Each entry below has to be written out again without any change.

::: Records provided

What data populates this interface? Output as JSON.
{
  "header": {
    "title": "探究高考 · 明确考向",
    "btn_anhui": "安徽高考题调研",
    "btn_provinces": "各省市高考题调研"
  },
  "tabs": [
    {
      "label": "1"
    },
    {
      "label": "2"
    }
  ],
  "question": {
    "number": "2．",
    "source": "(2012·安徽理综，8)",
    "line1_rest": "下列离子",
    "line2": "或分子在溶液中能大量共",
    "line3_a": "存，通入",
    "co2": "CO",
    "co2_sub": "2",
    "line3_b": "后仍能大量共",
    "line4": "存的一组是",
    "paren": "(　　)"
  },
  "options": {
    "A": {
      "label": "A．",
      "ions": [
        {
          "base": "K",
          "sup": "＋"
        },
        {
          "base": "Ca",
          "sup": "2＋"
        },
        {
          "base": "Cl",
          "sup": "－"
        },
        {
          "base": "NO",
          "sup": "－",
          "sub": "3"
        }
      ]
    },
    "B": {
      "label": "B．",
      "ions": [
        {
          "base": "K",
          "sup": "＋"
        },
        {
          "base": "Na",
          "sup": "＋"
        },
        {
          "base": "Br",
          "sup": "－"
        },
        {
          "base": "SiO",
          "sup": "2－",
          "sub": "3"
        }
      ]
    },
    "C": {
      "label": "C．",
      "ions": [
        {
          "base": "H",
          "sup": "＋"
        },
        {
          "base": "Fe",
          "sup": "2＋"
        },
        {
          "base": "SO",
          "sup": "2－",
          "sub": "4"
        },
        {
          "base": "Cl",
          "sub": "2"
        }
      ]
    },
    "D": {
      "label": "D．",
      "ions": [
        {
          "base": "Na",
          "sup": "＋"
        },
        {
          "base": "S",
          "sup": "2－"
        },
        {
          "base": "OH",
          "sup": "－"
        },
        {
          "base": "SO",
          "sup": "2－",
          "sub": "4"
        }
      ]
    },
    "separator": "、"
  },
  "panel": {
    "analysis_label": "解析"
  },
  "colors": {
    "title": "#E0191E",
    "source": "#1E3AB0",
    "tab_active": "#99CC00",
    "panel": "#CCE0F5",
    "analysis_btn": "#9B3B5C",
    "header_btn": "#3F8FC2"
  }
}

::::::

Solution to this problem:
What data populates this interface? Output as JSON.
{
  "header": {
    "title": "探究高考 · 明确考向",
    "btn_anhui": "安徽高考题调研",
    "btn_provinces": "各省市高考题调研"
  },
  "tabs": [
    {
      "label": "1"
    },
    {
      "label": "2"
    }
  ],
  "question": {
    "number": "2．",
    "source": "(2012·安徽理综，8)",
    "line1_rest": "下列离子",
    "line2": "或分子在溶液中能大量共",
    "line3_a": "存，通入",
    "co2": "CO",
    "co2_sub": "2",
    "line3_b": "后仍能大量共",
    "line4": "存的一组是",
    "paren": "(　　)"
  },
  "options": {
    "A": {
      "label": "A．",
      "ions": [
        {
          "base": "K",
          "sup": "＋"
        },
        {
          "base": "Ca",
          "sup": "2＋"
        },
        {
          "base": "Cl",
          "sup": "－"
        },
        {
          "base": "NO",
          "sup": "－",
          "sub": "3"
        }
      ]
    },
    "B": {
      "label": "B．",
      "ions": [
        {
          "base": "K",
          "sup": "＋"
        },
        {
          "base": "Na",
          "sup": "＋"
        },
        {
          "base": "Br",
          "sup": "－"
        },
        {
          "base": "SiO",
          "sup": "2－",
          "sub": "3"
        }
      ]
    },
    "C": {
      "label": "C．",
      "ions": [
        {
          "base": "H",
          "sup": "＋"
        },
        {
          "base": "Fe",
          "sup": "2＋"
        },
        {
          "base": "SO",
          "sup": "2－",
          "sub": "4"
        },
        {
          "base": "Cl",
          "sub": "2"
        }
      ]
    },
    "D": {
      "label": "D．",
      "ions": [
        {
          "base": "Na",
          "sup": "＋"
        },
        {
          "base": "S",
          "sup": "2－"
        },
        {
          "base": "OH",
          "sup": "－"
        },
        {
          "base": "SO",
          "sup": "2－",
          "sub": "4"
        }
      ]
    },
    "separator": "、"
  },
  "panel": {
    "analysis_label": "解析"
  },
  "colors": {
    "title": "#E0191E",
    "source": "#1E3AB0",
    "tab_active": "#99CC00",
    "panel": "#CCE0F5",
    "analysis_btn": "#9B3B5C",
    "header_btn": "#3F8FC2"
  }
}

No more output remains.